A new type of scooter found its way onto the sidewalks and then the streets of San Antonio last week.
Scooter-share operator Razor USA rolled out the EcoSmart scooter – equipped with a seat and mounted front basket – on Saturday. Of the 1,000 scooters Razor is authorized to operate in the city, there are about 160 EcoSmart scooters.
At first glance, it's easy to mistake the scooter for another kind of dockless vehicle set to make its way to San Antonio: electric bikes, known as e-bikes. The EcoSmart's wheels are larger in diameter compared to the company's other scooter model available for rent, but the base frame is the same.
San Antonio is the third of the eight markets Razor operates in to receive the EcoSmart vehicles. Chief Operating Officer Danny Simon spoke with the Rivard Report about why the company decided to roll them out in San Antonio, how they are being received, and how the company plans to compete with e-bikes, for which Uber has submitted an application to the City of San Antonio.
Rivard Report: Why did you choose San Antonio to be a testing ground for this new scooter model?
Danny Simon: San Antonio has been a great market for us. … The city has been a great partner. We think the EcoSmart format is really well-suited to the San Antonio area.
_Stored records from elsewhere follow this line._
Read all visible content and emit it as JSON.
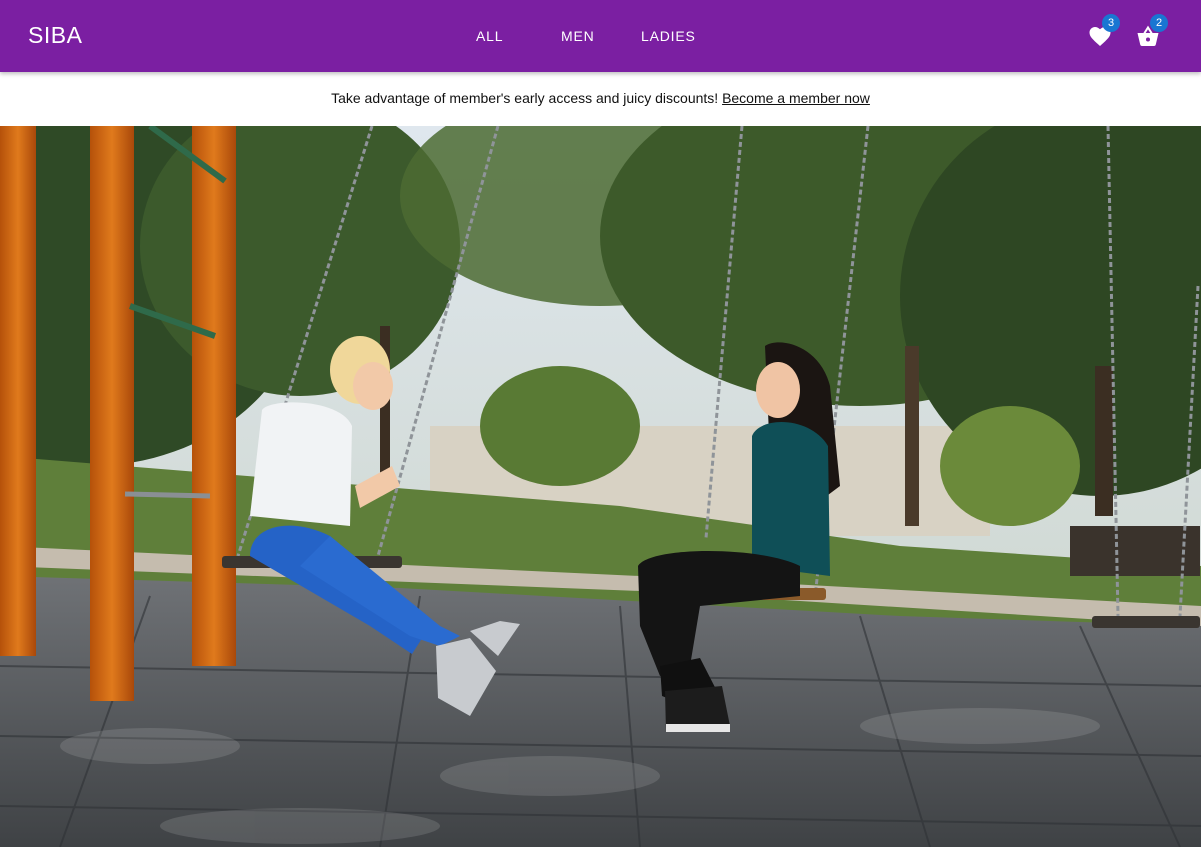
{
  "header": {
    "brand": "SIBA",
    "nav": [
      "ALL",
      "MEN",
      "LADIES"
    ],
    "wishlist_count": "3",
    "cart_count": "2",
    "bg_color": "#7b1fa2",
    "badge_color": "#1976d2",
    "wishlist_icon": "heart-icon",
    "cart_icon": "basket-icon"
  },
  "promo": {
    "text": "Take advantage of member's early access and juicy discounts!",
    "link_text": "Become a member now"
  },
  "hero": {
    "image": "hero-photo-two-women-on-playground-swings"
  }
}
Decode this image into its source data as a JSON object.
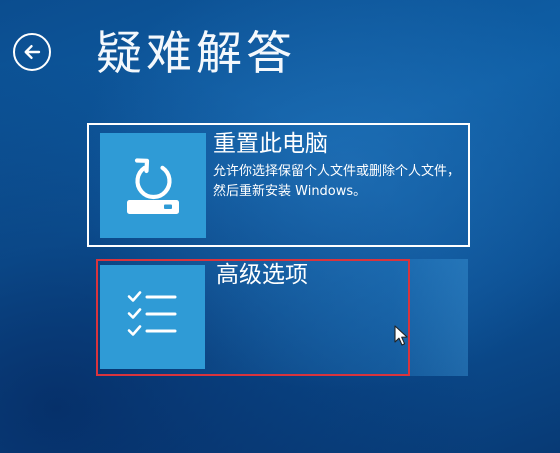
{
  "page": {
    "title": "疑难解答",
    "back_icon": "back-arrow-icon"
  },
  "options": [
    {
      "id": "reset-pc",
      "title": "重置此电脑",
      "description": "允许你选择保留个人文件或删除个人文件，然后重新安装 Windows。",
      "icon": "reset-icon",
      "outlined": true
    },
    {
      "id": "advanced-options",
      "title": "高级选项",
      "description": "",
      "icon": "checklist-icon",
      "highlighted": true
    }
  ],
  "colors": {
    "background": "#0f5fa6",
    "tile": "#2f9bd6",
    "highlight_border": "#d9343d",
    "text": "#ffffff"
  }
}
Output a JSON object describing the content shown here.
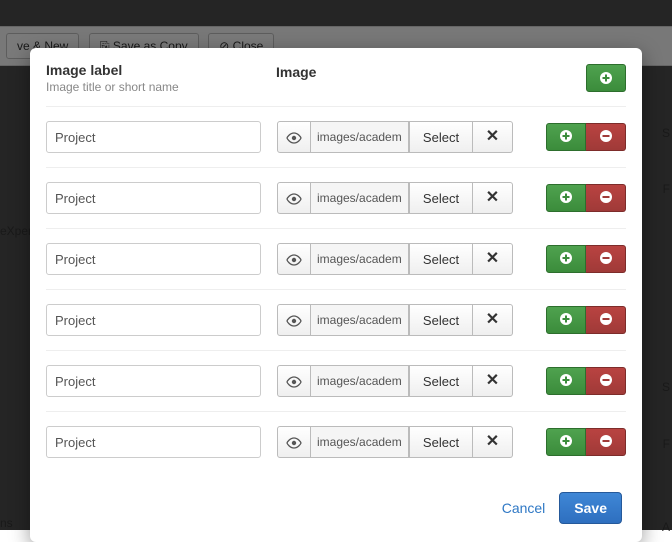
{
  "background": {
    "btn_new": "ve & New",
    "btn_copy": "Save as Copy",
    "btn_close": "Close",
    "left_label1": "eXpert",
    "left_label2": "ns",
    "right_s": "S",
    "right_f": "F",
    "right_s2": "S",
    "right_f2": "F",
    "right_a": "A"
  },
  "header": {
    "label_title": "Image label",
    "label_sub": "Image title or short name",
    "image_title": "Image"
  },
  "buttons": {
    "select": "Select",
    "cancel": "Cancel",
    "save": "Save"
  },
  "rows": [
    {
      "label": "Project",
      "path": "images/academ"
    },
    {
      "label": "Project",
      "path": "images/academ"
    },
    {
      "label": "Project",
      "path": "images/academ"
    },
    {
      "label": "Project",
      "path": "images/academ"
    },
    {
      "label": "Project",
      "path": "images/academ"
    },
    {
      "label": "Project",
      "path": "images/academ"
    }
  ],
  "colors": {
    "primary": "#2e6fbf",
    "success": "#3b8c3b",
    "danger": "#a03a38"
  }
}
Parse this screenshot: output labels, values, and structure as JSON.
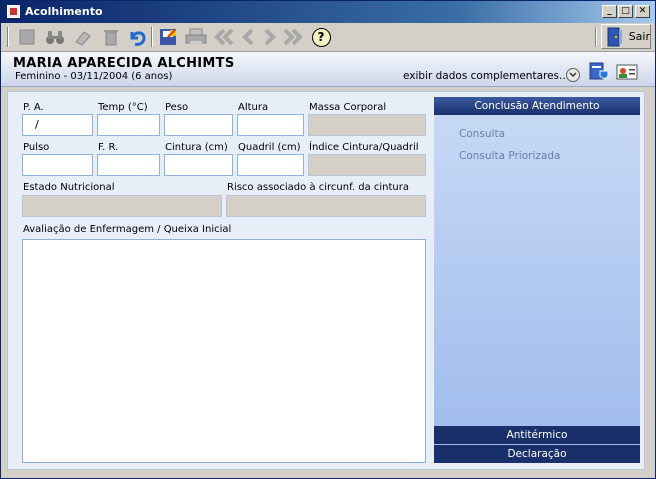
{
  "window": {
    "title": "Acolhimento",
    "minimize": "_",
    "maximize": "□",
    "close": "✕"
  },
  "toolbar": {
    "exit_label": "Sair",
    "help_label": "?"
  },
  "patient": {
    "name": "MARIA APARECIDA ALCHIMTS",
    "info": "Feminino - 03/11/2004 (6 anos)",
    "more_data_link": "exibir dados complementares..."
  },
  "form": {
    "pa_label": "P. A.",
    "pa_value": "/",
    "temp_label": "Temp (°C)",
    "peso_label": "Peso",
    "altura_label": "Altura",
    "massa_label": "Massa Corporal",
    "pulso_label": "Pulso",
    "fr_label": "F. R.",
    "cintura_label": "Cintura (cm)",
    "quadril_label": "Quadril (cm)",
    "indice_label": "Índice Cintura/Quadril",
    "estado_label": "Estado Nutricional",
    "risco_label": "Risco associado à circunf. da cintura",
    "avaliacao_label": "Avaliação de Enfermagem / Queixa Inicial"
  },
  "right_panel": {
    "header": "Conclusão Atendimento",
    "items": [
      "Consulta",
      "Consulta Priorizada"
    ],
    "antitermico": "Antitérmico",
    "declaracao": "Declaração"
  },
  "colors": {
    "title_bar": "#0a246a",
    "panel_header": "#19306b",
    "input_border": "#8fb2d8"
  }
}
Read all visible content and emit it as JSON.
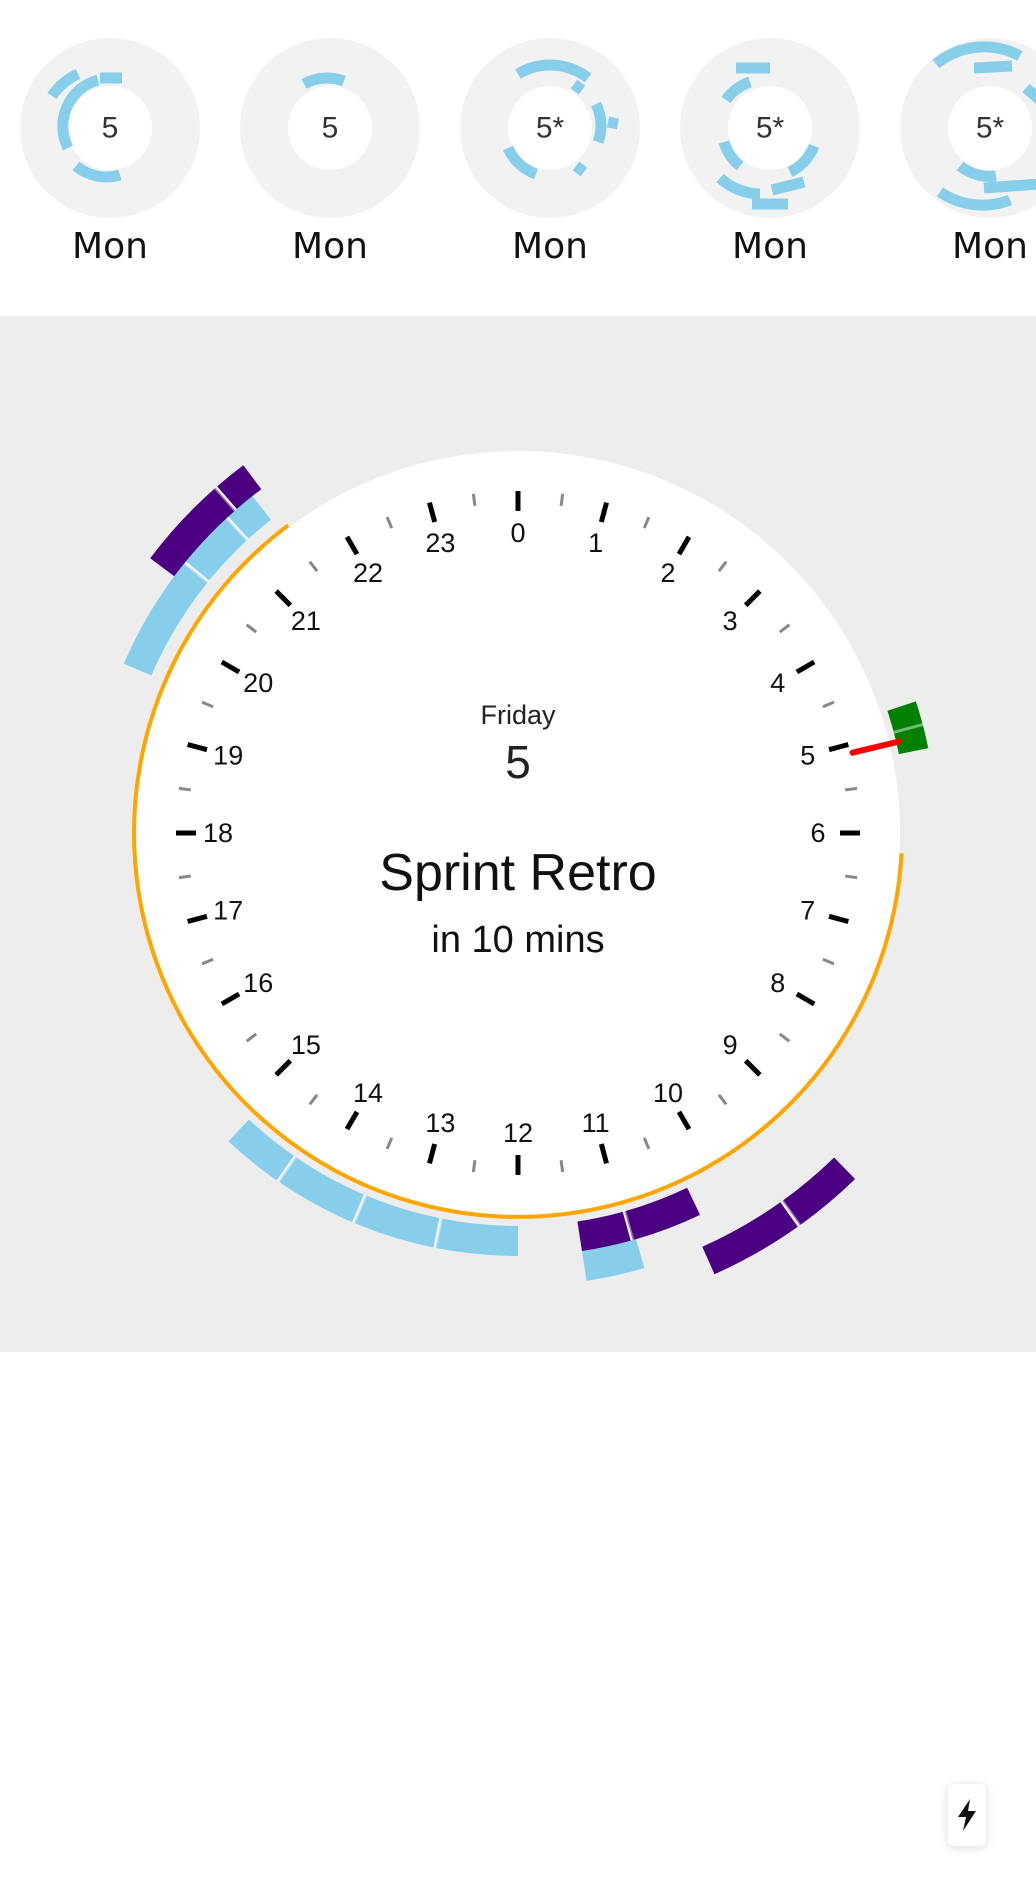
{
  "days": [
    {
      "badge": "5",
      "label": "Mon"
    },
    {
      "badge": "5",
      "label": "Mon"
    },
    {
      "badge": "5*",
      "label": "Mon"
    },
    {
      "badge": "5*",
      "label": "Mon"
    },
    {
      "badge": "5*",
      "label": "Mon"
    }
  ],
  "clock": {
    "day_name": "Friday",
    "day_number": "5",
    "event_title": "Sprint Retro",
    "event_countdown": "in 10 mins",
    "hour_labels": [
      "0",
      "1",
      "2",
      "3",
      "4",
      "5",
      "6",
      "7",
      "8",
      "9",
      "10",
      "11",
      "12",
      "13",
      "14",
      "15",
      "16",
      "17",
      "18",
      "19",
      "20",
      "21",
      "22",
      "23"
    ],
    "current_hour": 5.1
  },
  "colors": {
    "event_light": "#87ceeb",
    "event_dark": "#4b0082",
    "event_green": "#008000",
    "now_hand": "#ff0000",
    "daylight_arc": "#ffa500",
    "panel_bg": "#ededed",
    "thumb_bg": "#f2f2f2"
  },
  "fab": {
    "icon": "lightning-icon"
  }
}
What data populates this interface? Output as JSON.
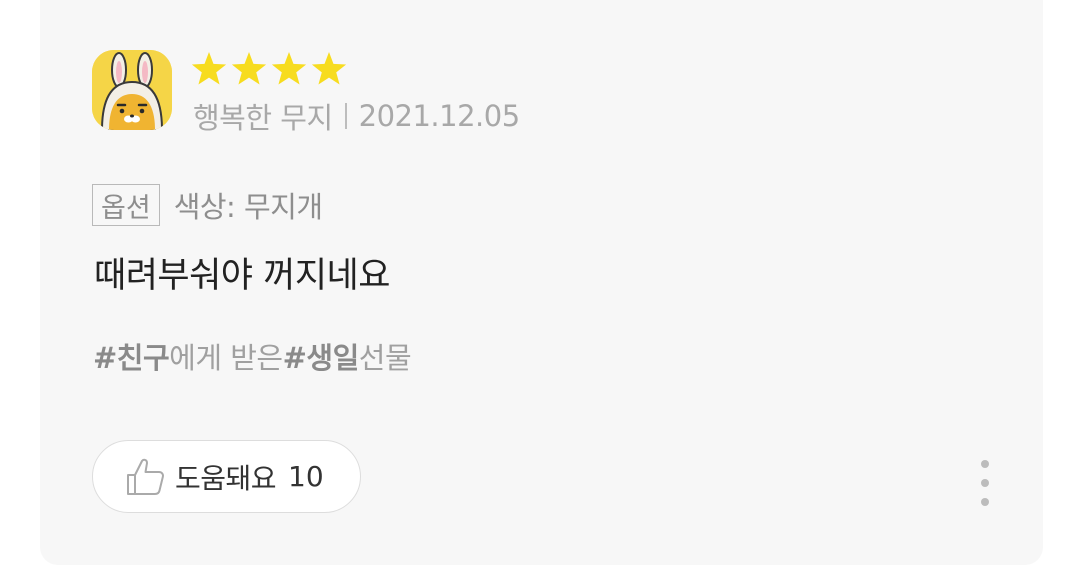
{
  "review": {
    "avatar_icon": "ryan-rabbit-avatar-icon",
    "rating": 4,
    "star_icon": "star-icon",
    "star_color": "#f7dc1f",
    "author": "행복한 무지",
    "date": "2021.12.05",
    "option_label": "옵션",
    "option_value": "색상: 무지개",
    "body": "때려부숴야 꺼지네요",
    "tags": {
      "tag1": "#친구",
      "text1": "에게 받은 ",
      "tag2": "#생일",
      "text2": " 선물"
    },
    "helpful": {
      "icon": "thumbs-up-icon",
      "label": "도움돼요",
      "count": "10"
    },
    "more_icon": "more-vertical-icon"
  },
  "colors": {
    "card_background": "#f7f7f7",
    "avatar_background": "#f5d547",
    "meta_text": "#a8a8a8",
    "body_text": "#222222"
  }
}
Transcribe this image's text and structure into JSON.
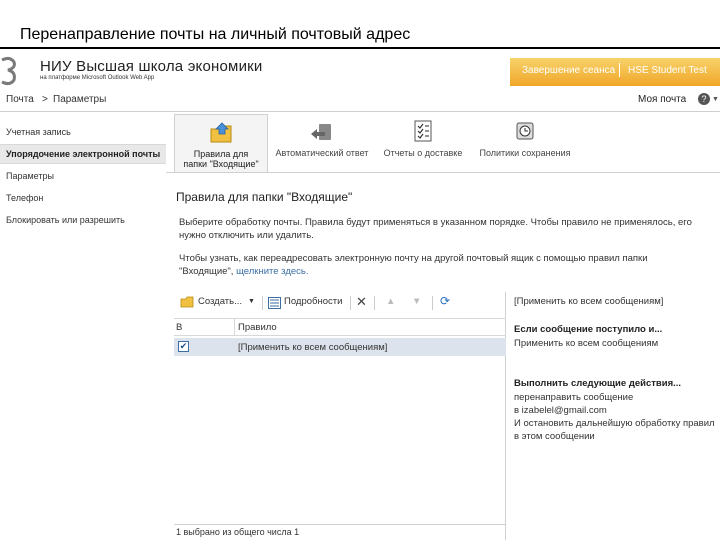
{
  "slide": {
    "title": "Перенаправление почты на личный почтовый адрес"
  },
  "header": {
    "org_name": "НИУ Высшая школа экономики",
    "org_sub": "на платформе Microsoft Outlook Web App",
    "signout": "Завершение сеанса",
    "user": "HSE Student Test"
  },
  "nav": {
    "breadcrumb": [
      "Почта",
      ">",
      "Параметры"
    ],
    "my_mail": "Моя почта",
    "help": "?"
  },
  "sidebar": {
    "items": [
      {
        "label": "Учетная запись"
      },
      {
        "label": "Упорядочение электронной почты"
      },
      {
        "label": "Параметры"
      },
      {
        "label": "Телефон"
      },
      {
        "label": "Блокировать или разрешить"
      }
    ]
  },
  "ribbon": {
    "tabs": [
      {
        "label_1": "Правила для",
        "label_2": "папки \"Входящие\"",
        "icon": "inbox-rules-icon"
      },
      {
        "label_1": "Автоматический ответ",
        "label_2": "",
        "icon": "auto-reply-icon"
      },
      {
        "label_1": "Отчеты о доставке",
        "label_2": "",
        "icon": "delivery-report-icon"
      },
      {
        "label_1": "Политики сохранения",
        "label_2": "",
        "icon": "retention-policy-icon"
      }
    ]
  },
  "content": {
    "title": "Правила для папки \"Входящие\"",
    "desc": "Выберите обработку почты. Правила будут применяться в указанном порядке. Чтобы правило не применялось, его нужно отключить или удалить.",
    "link_text": "Чтобы узнать, как переадресовать электронную почту на другой почтовый ящик с помощью правил папки \"Входящие\", ",
    "link_anchor": "щелкните здесь."
  },
  "toolbar": {
    "new_label": "Создать...",
    "details_label": "Подробности"
  },
  "grid": {
    "col_enabled": "В",
    "col_rule": "Правило",
    "rows": [
      {
        "checked": true,
        "rule": "[Применить ко всем сообщениям]"
      }
    ],
    "footer": "1 выбрано из общего числа 1"
  },
  "detail": {
    "header": "[Применить ко всем сообщениям]",
    "cond_title": "Если сообщение поступило и...",
    "cond_value": "Применить ко всем сообщениям",
    "act_title": "Выполнить следующие действия...",
    "act_1": "перенаправить сообщение",
    "act_2": "в izabelel@gmail.com",
    "act_3": "И остановить дальнейшую обработку правил",
    "act_4": "в этом сообщении"
  }
}
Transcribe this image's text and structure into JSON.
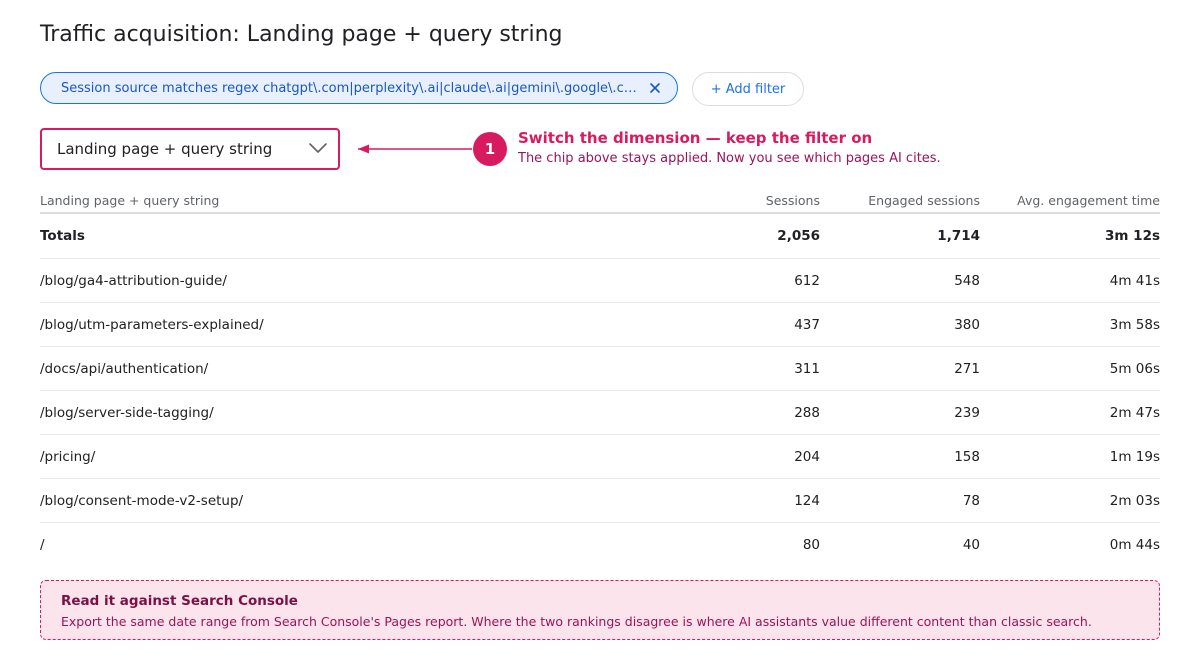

It gives riders a lot more flexibility, and the basket and seat address a different type of rider and different type of ride.
RR: What does the data say so far about whether riders have embraced the new scooters?
DS: We’ve seen really great early results from the EcoSmarts. … We’ve seen great data, high ridership, a high number of rides per scooter. And we really only have a small number of them on the ground, so we think there’s a lot of potential for this format.
RR: Why would a rider choose an EcoSmart scooter over a standing scooter?
DS: There are a number of uses cases regular e-scooters don’t lend themselves to, such as picking up groceries. There is a broader range of riders that may find it more comfortable to ride on a seated format. The size and convenience factors we think broaden the universe of people that want to use these devices.
RR: Does Razor consider these scooters to be more competitive with other dockless offerings, such as e-bikes?
DS: We do think it’s competitive. We found in other markets where the EcoSmart is available [San Diego and Tempe, Arizona] it has a pretty loyal following. There’s just something about a throttle and no need to pedal that seems to appeal to people. The micro-mobility market is big enough that there’s a diverse range of needs and wants. E-bikes and EcoSmarts alike can all find their niche.
RR: Heading into the new year, the City says it plans to step up enforcement of rules regarding e-scooters, including removing them from such restricted areas as the River Walk. What measures are you taking to ensure your scooters are being used lawfully?
DS: Our app has features to help meet local ordinances. Razor has prided itself on not violating local state and city ordinances, which is not necessarily true of everyone in this space. … San Antonio has red zones on our [GPS] map which prevent users from ending their rides in those areas. We continue to maintain open channels of community with the City. In general, our goal is to be as responsible a partner for the community as we can and to be as responsive … as we can be.